In general we try to avoid this kind of touristy trips. One reason is because it is too expensive and the other is that you usually only get to see a beautiful surface without really understanding what is going on beyond. But Hudie got this voucher for a little Lodge in the Orinoco delta from her company for free and she wanted to experience this natural beauty together with me.
First we had a long bus drive to Maturin. there we had to find another transportation to get to the river. Once at the river we still had to take a little boat for more than half an hour to get to our lodge. It was beautiful. We have been to the state of Amazonas in Venezuela before, but it did not appear at all to me like what I imagined the Amazonas to be like. But here yes, the Orinocco river was really close to my image of the Amazonas. On both sides of the river was deep jungle. Colourful birds everywhere and then there was this really strange loud noise that reminded me of German Autobahn. It were howler monkeys sitting in the trees and howling incredibly loud.
The lodge we got to was a kind of eco lodge and the whole thing was made of wood, well integrated into the environment of the jungle. Our little hut with its moskitonet over the bed looked like a little cosy honeymoonplace to us. To me it was a bit frustrating to see that we were in a place in Venezuela where besides the stuff working nobody was really Venezuelan. But all right, just try to forget about it. First thing that caught my attention was one of the native Indian people sitting next to the water, fishing with a little stick to which end was tight a little string. On the end there was a hook and on the hook the guy just put some fresh meat. He was fishing for Piranhas. Of course I had to try this as well. At first I was really lucky and immediately got one. But then there were no more bites. Later on in the afternoon our guide took us on a little trip on a boat down the river. He drove into the middle where the water was deepest. I asked him if it is possible to swim in here with all this piranhas and alligators. He said he wouldn’t recommend it, but when I got to close to the edge of the boat he just pushed me into the water. Of course, no problem to go swimming here.
Next day he took us out into the jungle to show us some tricks he must have learned from the native people here. Like which plant can provide us something to eat and where we can find something to drink. Most amazing about this trip was, as it is tropical rainforest, you can take a 2 meter bamboostick and just ram it into the ground till it disappears, because the ground is just layers and layers of rotten leaves.

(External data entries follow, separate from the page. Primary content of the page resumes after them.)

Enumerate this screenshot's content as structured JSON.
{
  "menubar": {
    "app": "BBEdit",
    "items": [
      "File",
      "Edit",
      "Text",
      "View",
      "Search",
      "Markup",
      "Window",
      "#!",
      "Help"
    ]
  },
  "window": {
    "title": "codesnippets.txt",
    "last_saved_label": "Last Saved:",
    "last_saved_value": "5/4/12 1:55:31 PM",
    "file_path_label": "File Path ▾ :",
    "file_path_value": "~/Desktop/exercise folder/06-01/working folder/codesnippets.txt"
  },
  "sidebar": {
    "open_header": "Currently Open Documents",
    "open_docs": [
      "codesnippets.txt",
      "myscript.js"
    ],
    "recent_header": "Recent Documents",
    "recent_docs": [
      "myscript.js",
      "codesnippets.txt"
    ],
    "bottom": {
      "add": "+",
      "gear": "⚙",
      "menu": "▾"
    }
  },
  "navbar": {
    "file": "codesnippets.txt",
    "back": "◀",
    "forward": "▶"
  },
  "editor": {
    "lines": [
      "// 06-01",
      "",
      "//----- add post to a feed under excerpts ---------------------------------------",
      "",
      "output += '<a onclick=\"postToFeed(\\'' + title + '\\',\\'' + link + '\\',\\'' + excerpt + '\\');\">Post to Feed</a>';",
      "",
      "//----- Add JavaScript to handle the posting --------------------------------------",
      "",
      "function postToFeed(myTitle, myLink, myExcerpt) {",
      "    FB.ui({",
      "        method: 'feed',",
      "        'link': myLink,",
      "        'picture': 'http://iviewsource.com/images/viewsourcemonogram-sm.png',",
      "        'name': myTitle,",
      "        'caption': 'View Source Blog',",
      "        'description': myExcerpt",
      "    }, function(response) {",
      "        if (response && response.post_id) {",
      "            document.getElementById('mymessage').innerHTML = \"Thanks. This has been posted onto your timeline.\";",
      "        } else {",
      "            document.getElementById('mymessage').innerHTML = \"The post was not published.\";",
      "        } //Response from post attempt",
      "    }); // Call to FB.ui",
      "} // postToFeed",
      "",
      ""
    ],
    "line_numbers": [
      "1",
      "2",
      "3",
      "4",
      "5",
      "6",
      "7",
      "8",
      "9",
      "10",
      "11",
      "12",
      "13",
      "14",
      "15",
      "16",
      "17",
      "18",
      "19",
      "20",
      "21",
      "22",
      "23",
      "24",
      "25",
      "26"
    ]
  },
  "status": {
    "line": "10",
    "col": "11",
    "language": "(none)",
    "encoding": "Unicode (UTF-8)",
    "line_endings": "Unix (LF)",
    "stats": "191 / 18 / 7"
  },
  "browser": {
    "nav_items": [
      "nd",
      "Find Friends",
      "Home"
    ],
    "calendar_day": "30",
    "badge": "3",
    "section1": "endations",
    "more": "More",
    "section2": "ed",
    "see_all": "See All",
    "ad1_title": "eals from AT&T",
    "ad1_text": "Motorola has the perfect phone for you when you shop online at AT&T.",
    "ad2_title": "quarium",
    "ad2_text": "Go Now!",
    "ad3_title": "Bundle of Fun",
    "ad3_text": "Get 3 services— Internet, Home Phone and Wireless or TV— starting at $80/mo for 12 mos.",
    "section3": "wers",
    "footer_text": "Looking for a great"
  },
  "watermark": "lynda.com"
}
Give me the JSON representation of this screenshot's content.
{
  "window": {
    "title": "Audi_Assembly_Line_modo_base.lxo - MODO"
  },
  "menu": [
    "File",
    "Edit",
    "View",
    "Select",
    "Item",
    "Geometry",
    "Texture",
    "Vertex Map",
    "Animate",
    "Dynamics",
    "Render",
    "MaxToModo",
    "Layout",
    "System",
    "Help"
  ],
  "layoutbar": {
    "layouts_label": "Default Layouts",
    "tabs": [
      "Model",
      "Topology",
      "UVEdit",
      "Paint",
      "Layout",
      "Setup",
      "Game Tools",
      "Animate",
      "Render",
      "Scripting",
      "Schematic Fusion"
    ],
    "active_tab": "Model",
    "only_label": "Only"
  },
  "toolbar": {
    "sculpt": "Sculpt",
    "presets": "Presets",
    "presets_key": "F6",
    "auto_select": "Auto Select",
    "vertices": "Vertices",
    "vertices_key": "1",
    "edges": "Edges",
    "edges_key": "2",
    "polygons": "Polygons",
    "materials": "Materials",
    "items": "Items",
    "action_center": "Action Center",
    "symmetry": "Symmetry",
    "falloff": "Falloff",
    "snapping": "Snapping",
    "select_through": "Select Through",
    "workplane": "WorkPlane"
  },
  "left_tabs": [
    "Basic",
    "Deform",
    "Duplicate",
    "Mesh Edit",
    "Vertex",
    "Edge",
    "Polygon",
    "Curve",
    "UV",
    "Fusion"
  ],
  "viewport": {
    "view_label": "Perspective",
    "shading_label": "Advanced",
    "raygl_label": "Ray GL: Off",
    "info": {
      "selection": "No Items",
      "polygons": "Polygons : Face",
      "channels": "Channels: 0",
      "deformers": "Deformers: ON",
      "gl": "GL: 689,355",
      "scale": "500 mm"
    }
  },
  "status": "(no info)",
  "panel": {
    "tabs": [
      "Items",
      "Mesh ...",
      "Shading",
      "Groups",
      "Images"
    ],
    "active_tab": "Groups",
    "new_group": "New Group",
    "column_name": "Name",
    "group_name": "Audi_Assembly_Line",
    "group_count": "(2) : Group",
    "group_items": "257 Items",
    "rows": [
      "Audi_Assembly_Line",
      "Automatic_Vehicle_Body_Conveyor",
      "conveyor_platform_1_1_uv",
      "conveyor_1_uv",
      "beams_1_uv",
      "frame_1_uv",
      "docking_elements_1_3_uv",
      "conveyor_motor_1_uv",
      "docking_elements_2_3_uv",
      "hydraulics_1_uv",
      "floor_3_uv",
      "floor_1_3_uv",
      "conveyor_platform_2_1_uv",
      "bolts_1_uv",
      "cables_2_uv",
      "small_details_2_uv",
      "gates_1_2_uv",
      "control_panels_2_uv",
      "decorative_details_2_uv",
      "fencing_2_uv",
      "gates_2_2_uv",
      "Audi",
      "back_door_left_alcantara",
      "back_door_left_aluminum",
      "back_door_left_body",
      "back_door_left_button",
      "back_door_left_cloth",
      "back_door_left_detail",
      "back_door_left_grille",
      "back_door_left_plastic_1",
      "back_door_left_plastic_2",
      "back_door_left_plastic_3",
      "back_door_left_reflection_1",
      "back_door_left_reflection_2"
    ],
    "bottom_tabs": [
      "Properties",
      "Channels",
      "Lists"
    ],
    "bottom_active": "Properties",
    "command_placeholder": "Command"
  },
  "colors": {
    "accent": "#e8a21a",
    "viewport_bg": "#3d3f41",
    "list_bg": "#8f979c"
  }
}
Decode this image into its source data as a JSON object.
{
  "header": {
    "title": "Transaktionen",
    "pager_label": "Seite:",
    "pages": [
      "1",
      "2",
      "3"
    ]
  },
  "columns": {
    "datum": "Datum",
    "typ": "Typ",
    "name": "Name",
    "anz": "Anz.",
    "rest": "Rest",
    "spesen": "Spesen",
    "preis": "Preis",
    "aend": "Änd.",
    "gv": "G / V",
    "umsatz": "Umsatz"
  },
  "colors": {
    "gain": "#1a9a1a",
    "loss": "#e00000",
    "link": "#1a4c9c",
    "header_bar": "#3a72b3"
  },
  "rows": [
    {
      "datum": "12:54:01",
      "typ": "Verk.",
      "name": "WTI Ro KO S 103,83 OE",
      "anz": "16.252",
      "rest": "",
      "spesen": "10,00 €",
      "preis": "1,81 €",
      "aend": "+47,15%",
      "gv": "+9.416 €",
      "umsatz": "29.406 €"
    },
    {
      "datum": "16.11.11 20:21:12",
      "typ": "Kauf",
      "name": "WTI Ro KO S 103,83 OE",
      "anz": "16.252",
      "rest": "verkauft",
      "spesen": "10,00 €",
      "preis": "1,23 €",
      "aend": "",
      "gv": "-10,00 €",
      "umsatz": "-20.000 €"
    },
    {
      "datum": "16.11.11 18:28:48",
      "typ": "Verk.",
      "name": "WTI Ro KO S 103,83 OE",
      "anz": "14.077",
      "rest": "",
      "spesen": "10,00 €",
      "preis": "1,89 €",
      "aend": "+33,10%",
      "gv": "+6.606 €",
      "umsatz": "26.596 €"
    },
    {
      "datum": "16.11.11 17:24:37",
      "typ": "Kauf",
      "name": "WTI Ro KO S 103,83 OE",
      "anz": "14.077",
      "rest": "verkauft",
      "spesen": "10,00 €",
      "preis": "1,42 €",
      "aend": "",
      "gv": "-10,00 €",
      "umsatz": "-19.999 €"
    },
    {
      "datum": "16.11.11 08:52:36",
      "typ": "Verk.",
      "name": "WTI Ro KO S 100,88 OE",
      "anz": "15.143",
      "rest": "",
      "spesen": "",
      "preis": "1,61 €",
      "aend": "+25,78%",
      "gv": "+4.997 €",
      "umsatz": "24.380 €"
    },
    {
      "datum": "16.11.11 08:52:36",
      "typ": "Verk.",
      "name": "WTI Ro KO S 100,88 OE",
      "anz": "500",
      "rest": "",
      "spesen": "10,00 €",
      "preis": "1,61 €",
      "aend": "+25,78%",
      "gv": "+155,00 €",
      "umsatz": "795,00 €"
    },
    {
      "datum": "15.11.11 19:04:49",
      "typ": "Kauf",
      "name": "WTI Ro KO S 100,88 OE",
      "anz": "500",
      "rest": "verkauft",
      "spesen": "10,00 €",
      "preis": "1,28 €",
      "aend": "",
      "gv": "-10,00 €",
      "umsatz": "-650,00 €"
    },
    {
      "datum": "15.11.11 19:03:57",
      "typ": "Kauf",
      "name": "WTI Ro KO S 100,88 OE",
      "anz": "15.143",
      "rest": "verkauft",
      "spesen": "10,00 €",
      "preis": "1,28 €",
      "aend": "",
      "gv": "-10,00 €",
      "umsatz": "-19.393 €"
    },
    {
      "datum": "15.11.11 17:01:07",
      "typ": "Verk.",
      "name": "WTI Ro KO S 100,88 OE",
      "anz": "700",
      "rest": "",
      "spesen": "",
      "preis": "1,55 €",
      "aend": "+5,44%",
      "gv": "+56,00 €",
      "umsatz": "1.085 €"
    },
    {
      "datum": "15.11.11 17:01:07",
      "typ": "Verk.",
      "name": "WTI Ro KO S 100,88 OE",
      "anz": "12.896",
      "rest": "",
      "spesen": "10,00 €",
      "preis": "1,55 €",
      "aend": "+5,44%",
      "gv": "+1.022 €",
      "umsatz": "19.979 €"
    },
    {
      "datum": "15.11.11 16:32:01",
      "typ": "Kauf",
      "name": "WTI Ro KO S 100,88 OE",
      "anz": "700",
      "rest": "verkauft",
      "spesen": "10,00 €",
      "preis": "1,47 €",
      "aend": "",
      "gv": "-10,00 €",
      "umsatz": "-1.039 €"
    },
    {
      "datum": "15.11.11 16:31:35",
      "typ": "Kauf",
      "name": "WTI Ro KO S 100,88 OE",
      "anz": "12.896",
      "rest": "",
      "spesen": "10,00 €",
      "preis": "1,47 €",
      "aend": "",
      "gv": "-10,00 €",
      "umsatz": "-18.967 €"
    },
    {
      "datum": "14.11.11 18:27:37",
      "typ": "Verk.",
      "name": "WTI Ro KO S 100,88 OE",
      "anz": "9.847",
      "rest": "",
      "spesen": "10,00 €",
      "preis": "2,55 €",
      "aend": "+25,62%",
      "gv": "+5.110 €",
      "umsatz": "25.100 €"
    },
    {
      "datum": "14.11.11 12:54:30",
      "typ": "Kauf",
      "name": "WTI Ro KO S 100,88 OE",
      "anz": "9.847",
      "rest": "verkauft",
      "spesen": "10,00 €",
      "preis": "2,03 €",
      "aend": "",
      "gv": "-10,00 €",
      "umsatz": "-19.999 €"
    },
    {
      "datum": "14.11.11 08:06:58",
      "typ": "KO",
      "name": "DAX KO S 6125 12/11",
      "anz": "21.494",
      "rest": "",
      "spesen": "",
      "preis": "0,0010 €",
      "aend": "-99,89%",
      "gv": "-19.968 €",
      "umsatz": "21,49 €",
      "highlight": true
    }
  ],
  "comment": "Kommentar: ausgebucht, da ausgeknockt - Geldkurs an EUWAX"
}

The Orinoco delta is managed by the local people. So everybody who wants to do anything here with tourism, has to do it in acceptance with the native Indians here. Which means besides employing them that tourists are taken to their houses, where the natives can try to sell some of their hand crafts to them. So this was our next days program. It was nice to enter the houses of the people here, which were build slightly above the water. The children just paddling around in their canoes or chilling in their hammocks. They had a big Guacamaya there tide to a string for tourists attraction which everybody could hold on their arm for a while. But sadly the relationship would all the time be a customer-seller one.
After our little visit to the Warao (Guarao), that is how the local Indians here are called, we went again for some swimming. To our luck not far from us there were some sweet water dolphins. They are really small and their skin is a bit pink, a strong contrast to the brown water of the river.
Though it was absolutely touristy, it was a nice trip and showed an other of Venezuela’s many so different sides.